* [WHAT YOU SHOULD DO]
Copy each line containing the word "color" from the records that follow, please.

* [DATA PROVIDED]
########
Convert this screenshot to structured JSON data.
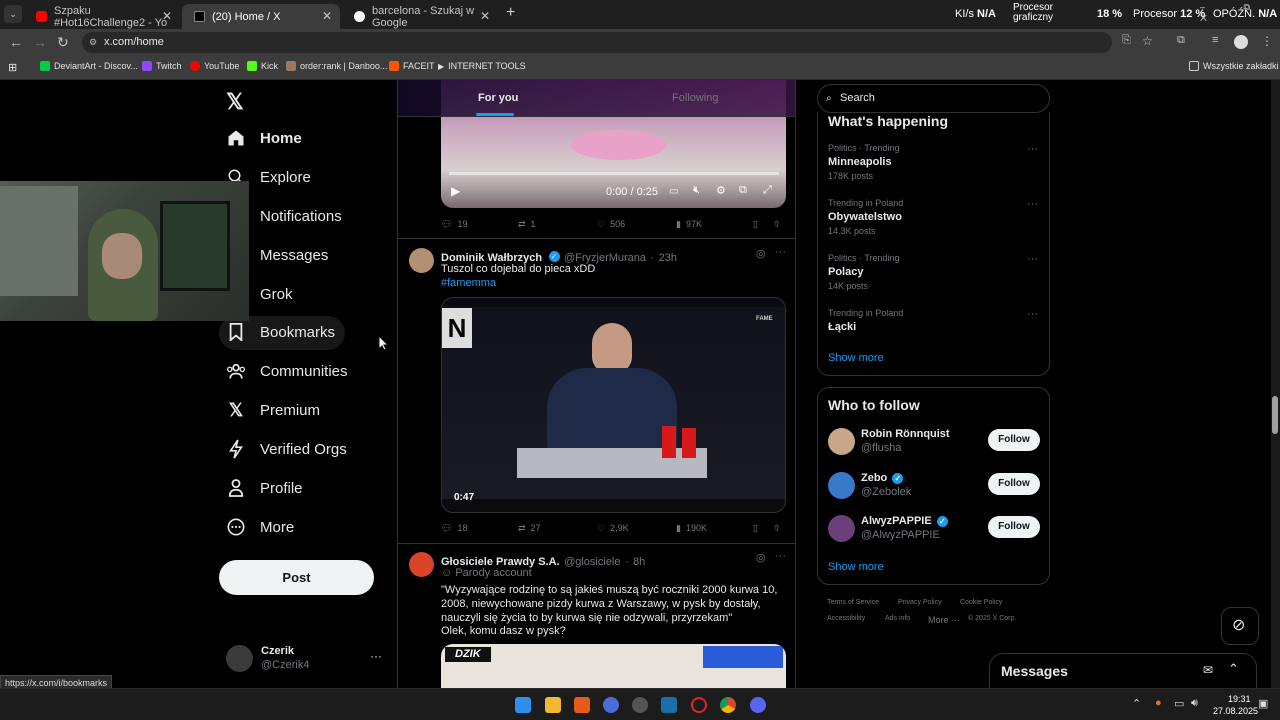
{
  "browser": {
    "tabs": [
      {
        "title": "Szpaku #Hot16Challenge2 - Yo",
        "active": false,
        "color": "#ff0000"
      },
      {
        "title": "(20) Home / X",
        "active": true,
        "color": "#ffffff"
      },
      {
        "title": "barcelona - Szukaj w Google",
        "active": false,
        "color": "#4285f4"
      }
    ],
    "new_tab": "+",
    "stats": {
      "kl_label": "KI/s",
      "kl_value": "N/A",
      "gpu_label": "Procesor",
      "gpu_label2": "graficzny",
      "gpu_value": "18 %",
      "cpu_label": "Procesor",
      "cpu_value": "12 %",
      "delay_label": "OPÓŹN.",
      "delay_value": "N/A"
    },
    "url": "x.com/home",
    "bookmarks": [
      "DeviantArt - Discov...",
      "Twitch",
      "YouTube",
      "Kick",
      "order:rank | Danboo...",
      "FACEIT",
      "INTERNET TOOLS"
    ],
    "bookmarks_all": "Wszystkie zakładki",
    "status_url": "https://x.com/i/bookmarks"
  },
  "nav": {
    "items": [
      {
        "label": "Home",
        "icon": "home-icon"
      },
      {
        "label": "Explore",
        "icon": "search-icon"
      },
      {
        "label": "Notifications",
        "icon": "bell-icon"
      },
      {
        "label": "Messages",
        "icon": "mail-icon"
      },
      {
        "label": "Grok",
        "icon": "grok-icon"
      },
      {
        "label": "Bookmarks",
        "icon": "bookmark-icon"
      },
      {
        "label": "Communities",
        "icon": "communities-icon"
      },
      {
        "label": "Premium",
        "icon": "x-logo-icon"
      },
      {
        "label": "Verified Orgs",
        "icon": "lightning-icon"
      },
      {
        "label": "Profile",
        "icon": "person-icon"
      },
      {
        "label": "More",
        "icon": "more-circle-icon"
      }
    ],
    "post_label": "Post",
    "user_name": "Czerik",
    "user_handle": "@Czerik4"
  },
  "timeline": {
    "tab_for_you": "For you",
    "tab_following": "Following",
    "video1": {
      "time": "0:00 / 0:25"
    },
    "tweet1_actions": {
      "replies": "19",
      "reposts": "1",
      "likes": "506",
      "views": "97K"
    },
    "tweet2": {
      "name": "Dominik Wałbrzych",
      "handle": "@FryzjerMurana",
      "time": "23h",
      "text": "Tuszol co dojebal do pieca xDD",
      "hashtag": "#famemma",
      "duration": "0:47",
      "replies": "18",
      "reposts": "27",
      "likes": "2,9K",
      "views": "190K"
    },
    "tweet3": {
      "name": "Głosiciele Prawdy S.A.",
      "handle": "@glosiciele",
      "time": "8h",
      "badge": "Parody account",
      "text": "\"Wyzywające rodzinę to są jakieś muszą być roczniki 2000 kurwa 10, 2008, niewychowane pizdy kurwa z Warszawy, w pysk by dostały, nauczyli się życia to by kurwa się nie odzywali, przyrzekam\"",
      "text2": "Olek, komu dasz w pysk?",
      "image_brand": "DZIK"
    }
  },
  "sidebar": {
    "search_placeholder": "Search",
    "happening_title": "What's happening",
    "trends": [
      {
        "category": "Politics · Trending",
        "name": "Minneapolis",
        "count": "178K posts"
      },
      {
        "category": "Trending in Poland",
        "name": "Obywatelstwo",
        "count": "14.3K posts"
      },
      {
        "category": "Politics · Trending",
        "name": "Polacy",
        "count": "14K posts"
      },
      {
        "category": "Trending in Poland",
        "name": "Łącki",
        "count": ""
      }
    ],
    "show_more": "Show more",
    "who_to_follow": "Who to follow",
    "follow": [
      {
        "name": "Robin Rönnquist",
        "handle": "@flusha",
        "verified": false
      },
      {
        "name": "Zebo",
        "handle": "@Zebolek",
        "verified": true
      },
      {
        "name": "AlwyzPAPPIE",
        "handle": "@AlwyzPAPPIE",
        "verified": true
      }
    ],
    "follow_label": "Follow",
    "show_more2": "Show more",
    "footer": [
      "Terms of Service",
      "Privacy Policy",
      "Cookie Policy",
      "Accessibility",
      "Ads info",
      "More ···",
      "© 2025 X Corp."
    ],
    "messages_title": "Messages"
  },
  "taskbar": {
    "time": "19:31",
    "date": "27.08.2025"
  }
}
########
* [YOUR SOLUTION]
        "color": "#ff0000"
        "color": "#ffffff"
        "color": "#4285f4"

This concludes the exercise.